- **What the task asks**
Everything from the line containing "What's the underlying" to the last line of the listing below, inclusive, is what you should output, exactly as it appears.

- **Supplied records**

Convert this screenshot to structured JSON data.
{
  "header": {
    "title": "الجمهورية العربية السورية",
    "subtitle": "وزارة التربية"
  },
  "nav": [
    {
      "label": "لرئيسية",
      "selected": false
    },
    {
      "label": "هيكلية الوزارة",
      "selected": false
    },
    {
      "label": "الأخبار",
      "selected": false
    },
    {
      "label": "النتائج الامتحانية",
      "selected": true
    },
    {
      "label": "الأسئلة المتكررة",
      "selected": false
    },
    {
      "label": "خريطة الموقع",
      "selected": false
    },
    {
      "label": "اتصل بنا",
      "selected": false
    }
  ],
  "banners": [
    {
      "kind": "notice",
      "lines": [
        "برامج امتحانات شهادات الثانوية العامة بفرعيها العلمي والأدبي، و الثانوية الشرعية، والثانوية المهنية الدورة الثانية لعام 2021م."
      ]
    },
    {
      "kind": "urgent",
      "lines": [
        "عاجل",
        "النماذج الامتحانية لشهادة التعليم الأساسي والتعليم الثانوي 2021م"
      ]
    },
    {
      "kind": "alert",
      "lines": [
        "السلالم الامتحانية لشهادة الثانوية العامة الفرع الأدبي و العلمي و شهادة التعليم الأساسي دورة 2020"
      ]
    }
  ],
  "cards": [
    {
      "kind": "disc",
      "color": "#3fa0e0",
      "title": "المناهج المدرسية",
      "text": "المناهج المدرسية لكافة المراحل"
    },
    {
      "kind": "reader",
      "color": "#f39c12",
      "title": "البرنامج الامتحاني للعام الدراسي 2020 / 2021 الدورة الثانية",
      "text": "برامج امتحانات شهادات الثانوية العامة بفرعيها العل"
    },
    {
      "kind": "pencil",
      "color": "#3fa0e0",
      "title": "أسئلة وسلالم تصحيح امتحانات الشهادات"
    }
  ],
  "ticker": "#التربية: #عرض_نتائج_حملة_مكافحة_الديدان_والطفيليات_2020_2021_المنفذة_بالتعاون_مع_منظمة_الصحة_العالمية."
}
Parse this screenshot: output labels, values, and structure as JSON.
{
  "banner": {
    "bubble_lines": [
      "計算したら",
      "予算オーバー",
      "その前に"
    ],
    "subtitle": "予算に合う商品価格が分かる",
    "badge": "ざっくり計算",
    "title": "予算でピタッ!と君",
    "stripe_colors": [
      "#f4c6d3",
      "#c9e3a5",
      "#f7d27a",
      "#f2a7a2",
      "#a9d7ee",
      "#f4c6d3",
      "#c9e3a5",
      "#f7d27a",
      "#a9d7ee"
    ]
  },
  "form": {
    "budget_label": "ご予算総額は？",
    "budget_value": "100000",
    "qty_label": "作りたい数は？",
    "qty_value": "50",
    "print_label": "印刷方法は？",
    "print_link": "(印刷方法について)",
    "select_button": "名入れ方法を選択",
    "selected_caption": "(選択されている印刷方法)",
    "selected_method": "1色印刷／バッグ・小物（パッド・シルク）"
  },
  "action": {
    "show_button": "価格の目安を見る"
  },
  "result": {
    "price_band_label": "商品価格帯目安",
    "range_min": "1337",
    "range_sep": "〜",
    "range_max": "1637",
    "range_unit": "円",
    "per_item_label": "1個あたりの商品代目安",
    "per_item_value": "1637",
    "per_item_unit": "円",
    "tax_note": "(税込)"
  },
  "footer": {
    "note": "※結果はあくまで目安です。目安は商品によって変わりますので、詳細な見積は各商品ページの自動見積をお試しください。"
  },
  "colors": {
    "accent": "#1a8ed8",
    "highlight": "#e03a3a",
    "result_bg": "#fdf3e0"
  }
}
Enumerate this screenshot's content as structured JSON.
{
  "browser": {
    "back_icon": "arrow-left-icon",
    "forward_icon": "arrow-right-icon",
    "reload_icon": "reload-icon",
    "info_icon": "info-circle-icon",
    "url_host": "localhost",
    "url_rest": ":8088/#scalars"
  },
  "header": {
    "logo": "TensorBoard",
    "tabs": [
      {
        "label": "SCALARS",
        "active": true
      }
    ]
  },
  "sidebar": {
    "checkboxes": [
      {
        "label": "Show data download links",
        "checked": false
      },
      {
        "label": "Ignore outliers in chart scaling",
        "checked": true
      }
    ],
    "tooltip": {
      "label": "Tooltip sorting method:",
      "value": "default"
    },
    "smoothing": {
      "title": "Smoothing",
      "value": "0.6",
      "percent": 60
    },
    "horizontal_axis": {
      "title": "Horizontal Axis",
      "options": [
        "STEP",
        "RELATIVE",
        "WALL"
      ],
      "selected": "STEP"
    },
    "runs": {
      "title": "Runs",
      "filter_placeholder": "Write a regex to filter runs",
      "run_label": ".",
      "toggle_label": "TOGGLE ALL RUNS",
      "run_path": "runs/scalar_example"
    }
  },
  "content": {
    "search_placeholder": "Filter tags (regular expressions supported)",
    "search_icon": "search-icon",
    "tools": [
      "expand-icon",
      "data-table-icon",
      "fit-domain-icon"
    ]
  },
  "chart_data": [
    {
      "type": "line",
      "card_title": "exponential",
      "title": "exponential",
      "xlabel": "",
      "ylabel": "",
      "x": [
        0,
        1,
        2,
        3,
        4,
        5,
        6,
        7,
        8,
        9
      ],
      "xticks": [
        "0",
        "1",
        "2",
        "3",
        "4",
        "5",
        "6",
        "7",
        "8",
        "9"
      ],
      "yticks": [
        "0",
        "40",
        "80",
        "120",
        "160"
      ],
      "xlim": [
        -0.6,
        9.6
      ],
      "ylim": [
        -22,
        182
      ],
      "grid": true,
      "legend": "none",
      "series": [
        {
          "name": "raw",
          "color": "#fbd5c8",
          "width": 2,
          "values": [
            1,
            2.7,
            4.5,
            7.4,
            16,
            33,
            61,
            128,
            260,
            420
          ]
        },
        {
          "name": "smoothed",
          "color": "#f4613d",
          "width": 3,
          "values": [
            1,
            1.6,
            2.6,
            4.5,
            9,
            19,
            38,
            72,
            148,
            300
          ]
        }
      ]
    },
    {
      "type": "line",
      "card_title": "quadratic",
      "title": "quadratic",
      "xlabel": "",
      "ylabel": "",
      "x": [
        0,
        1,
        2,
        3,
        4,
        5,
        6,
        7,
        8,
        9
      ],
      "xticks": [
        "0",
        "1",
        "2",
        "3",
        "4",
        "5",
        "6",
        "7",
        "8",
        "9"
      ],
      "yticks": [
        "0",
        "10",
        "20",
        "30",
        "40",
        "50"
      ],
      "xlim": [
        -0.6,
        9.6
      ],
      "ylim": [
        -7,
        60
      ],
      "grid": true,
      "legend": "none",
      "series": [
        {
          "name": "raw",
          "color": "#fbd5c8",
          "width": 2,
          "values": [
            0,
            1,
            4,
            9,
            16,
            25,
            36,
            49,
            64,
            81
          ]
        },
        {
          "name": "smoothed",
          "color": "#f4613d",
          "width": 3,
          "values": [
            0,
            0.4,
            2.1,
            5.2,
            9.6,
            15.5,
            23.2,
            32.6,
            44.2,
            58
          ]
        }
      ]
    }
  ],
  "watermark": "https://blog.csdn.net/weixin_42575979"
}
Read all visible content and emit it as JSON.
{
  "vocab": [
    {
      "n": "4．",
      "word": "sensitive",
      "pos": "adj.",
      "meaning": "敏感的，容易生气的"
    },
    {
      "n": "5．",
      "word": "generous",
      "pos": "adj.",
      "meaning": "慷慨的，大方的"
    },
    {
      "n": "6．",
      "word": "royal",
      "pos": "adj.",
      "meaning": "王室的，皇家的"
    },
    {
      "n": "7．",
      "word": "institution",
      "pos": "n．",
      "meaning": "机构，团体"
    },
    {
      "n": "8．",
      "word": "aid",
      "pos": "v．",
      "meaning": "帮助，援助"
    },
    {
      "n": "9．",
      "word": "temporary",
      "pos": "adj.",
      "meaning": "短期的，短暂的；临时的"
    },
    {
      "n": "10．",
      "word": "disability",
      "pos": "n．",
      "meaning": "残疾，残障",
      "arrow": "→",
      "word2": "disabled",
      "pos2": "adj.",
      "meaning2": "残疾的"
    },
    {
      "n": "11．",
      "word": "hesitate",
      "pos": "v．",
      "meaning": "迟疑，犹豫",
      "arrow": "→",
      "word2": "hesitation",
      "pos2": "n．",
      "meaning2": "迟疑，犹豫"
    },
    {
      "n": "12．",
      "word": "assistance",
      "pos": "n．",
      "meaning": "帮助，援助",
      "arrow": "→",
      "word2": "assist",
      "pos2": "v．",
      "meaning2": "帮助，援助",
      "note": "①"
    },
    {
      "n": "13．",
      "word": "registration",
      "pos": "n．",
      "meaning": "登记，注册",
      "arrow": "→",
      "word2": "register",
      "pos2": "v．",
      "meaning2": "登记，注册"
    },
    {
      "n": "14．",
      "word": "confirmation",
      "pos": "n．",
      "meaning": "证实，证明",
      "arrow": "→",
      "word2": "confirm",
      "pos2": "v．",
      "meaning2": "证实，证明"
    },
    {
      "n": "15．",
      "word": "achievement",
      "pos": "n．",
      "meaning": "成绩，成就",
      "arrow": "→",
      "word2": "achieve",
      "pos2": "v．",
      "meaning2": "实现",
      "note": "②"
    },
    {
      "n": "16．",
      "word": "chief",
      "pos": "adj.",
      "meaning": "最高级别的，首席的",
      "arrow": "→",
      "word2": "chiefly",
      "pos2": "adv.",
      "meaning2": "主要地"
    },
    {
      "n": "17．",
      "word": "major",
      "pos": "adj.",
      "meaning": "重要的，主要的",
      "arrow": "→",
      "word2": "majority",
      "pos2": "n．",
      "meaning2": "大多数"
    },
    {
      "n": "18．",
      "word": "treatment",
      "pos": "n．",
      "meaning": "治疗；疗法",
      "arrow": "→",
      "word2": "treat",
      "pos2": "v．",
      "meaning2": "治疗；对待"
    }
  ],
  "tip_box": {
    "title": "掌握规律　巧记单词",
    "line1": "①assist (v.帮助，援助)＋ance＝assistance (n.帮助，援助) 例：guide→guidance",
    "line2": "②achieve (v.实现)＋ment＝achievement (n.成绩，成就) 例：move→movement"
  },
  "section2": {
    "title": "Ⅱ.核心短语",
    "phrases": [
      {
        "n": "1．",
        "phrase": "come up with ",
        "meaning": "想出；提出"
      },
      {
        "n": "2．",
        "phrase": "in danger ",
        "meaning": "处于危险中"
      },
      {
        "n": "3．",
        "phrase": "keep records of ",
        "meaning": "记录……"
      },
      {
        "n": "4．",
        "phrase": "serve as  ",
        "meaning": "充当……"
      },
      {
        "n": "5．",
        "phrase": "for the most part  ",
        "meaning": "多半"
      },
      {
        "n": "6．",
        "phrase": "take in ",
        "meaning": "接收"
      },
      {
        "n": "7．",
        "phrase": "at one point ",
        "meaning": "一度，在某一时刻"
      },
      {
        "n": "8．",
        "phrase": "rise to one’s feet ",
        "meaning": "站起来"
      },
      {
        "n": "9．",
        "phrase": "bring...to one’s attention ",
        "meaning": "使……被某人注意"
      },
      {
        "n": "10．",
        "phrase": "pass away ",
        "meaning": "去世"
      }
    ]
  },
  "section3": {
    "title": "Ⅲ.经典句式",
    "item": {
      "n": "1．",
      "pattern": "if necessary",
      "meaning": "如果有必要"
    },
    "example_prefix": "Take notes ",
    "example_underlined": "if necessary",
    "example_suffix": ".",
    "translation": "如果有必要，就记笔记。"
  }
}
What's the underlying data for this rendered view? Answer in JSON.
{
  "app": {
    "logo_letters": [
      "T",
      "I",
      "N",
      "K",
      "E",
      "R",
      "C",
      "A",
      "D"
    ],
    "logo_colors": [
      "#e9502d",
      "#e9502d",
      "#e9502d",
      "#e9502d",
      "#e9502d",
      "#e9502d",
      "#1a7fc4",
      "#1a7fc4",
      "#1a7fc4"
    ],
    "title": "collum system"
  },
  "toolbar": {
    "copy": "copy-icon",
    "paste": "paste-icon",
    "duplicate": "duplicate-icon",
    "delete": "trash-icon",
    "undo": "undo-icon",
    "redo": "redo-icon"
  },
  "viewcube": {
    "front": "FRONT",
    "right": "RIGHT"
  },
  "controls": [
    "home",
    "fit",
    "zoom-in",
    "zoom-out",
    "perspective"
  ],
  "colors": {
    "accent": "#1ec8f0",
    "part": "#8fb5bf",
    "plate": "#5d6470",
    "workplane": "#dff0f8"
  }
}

- **Output for this exercise**
What's the underlying data for this rendered view? Answer in JSON.
{
  "app": {
    "logo_letters": [
      "T",
      "I",
      "N",
      "K",
      "E",
      "R",
      "C",
      "A",
      "D"
    ],
    "logo_colors": [
      "#e9502d",
      "#e9502d",
      "#e9502d",
      "#e9502d",
      "#e9502d",
      "#e9502d",
      "#1a7fc4",
      "#1a7fc4",
      "#1a7fc4"
    ],
    "title": "collum system"
  },
  "toolbar": {
    "copy": "copy-icon",
    "paste": "paste-icon",
    "duplicate": "duplicate-icon",
    "delete": "trash-icon",
    "undo": "undo-icon",
    "redo": "redo-icon"
  },
  "viewcube": {
    "front": "FRONT",
    "right": "RIGHT"
  },
  "controls": [
    "home",
    "fit",
    "zoom-in",
    "zoom-out",
    "perspective"
  ],
  "colors": {
    "accent": "#1ec8f0",
    "part": "#8fb5bf",
    "plate": "#5d6470",
    "workplane": "#dff0f8"
  }
}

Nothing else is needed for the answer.